>>>
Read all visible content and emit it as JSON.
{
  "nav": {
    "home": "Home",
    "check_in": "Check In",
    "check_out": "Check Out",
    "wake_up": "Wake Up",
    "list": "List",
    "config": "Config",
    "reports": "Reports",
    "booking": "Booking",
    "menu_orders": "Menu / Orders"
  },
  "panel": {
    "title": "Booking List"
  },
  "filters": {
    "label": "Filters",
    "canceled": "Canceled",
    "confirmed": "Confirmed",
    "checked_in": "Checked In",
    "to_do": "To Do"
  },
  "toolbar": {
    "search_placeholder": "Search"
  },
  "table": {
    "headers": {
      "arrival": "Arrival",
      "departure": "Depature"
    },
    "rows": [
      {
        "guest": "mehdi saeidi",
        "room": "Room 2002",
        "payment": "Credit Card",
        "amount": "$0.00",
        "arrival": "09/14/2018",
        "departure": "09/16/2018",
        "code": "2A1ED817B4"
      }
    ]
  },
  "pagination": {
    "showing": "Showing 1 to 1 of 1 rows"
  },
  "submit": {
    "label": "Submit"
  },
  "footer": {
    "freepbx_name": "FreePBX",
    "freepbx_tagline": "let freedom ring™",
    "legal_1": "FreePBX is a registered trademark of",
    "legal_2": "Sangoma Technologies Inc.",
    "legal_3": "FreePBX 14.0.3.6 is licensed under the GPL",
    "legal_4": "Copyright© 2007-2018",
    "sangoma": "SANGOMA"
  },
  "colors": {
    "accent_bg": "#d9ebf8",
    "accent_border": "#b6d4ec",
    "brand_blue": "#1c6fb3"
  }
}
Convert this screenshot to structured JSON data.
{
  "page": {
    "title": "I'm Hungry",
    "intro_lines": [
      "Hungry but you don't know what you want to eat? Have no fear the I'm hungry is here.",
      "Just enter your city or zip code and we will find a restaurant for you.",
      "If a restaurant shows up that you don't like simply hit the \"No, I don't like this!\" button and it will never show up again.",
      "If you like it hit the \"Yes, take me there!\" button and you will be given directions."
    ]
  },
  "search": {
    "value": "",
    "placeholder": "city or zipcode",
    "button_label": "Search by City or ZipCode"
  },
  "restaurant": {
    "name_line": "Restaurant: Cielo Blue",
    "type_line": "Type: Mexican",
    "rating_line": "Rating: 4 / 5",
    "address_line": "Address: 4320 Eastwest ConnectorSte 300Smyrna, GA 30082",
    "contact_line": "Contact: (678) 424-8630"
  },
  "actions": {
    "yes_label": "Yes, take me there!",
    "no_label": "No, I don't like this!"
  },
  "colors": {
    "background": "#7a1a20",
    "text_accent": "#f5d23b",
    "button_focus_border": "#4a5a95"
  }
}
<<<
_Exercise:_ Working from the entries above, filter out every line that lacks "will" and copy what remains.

_Reply:_
      "Just enter your city or zip code and we will find a restaurant for you.",
      "If a restaurant shows up that you don't like simply hit the \"No, I don't like this!\" button and it will never show up again.",
      "If you like it hit the \"Yes, take me there!\" button and you will be given directions."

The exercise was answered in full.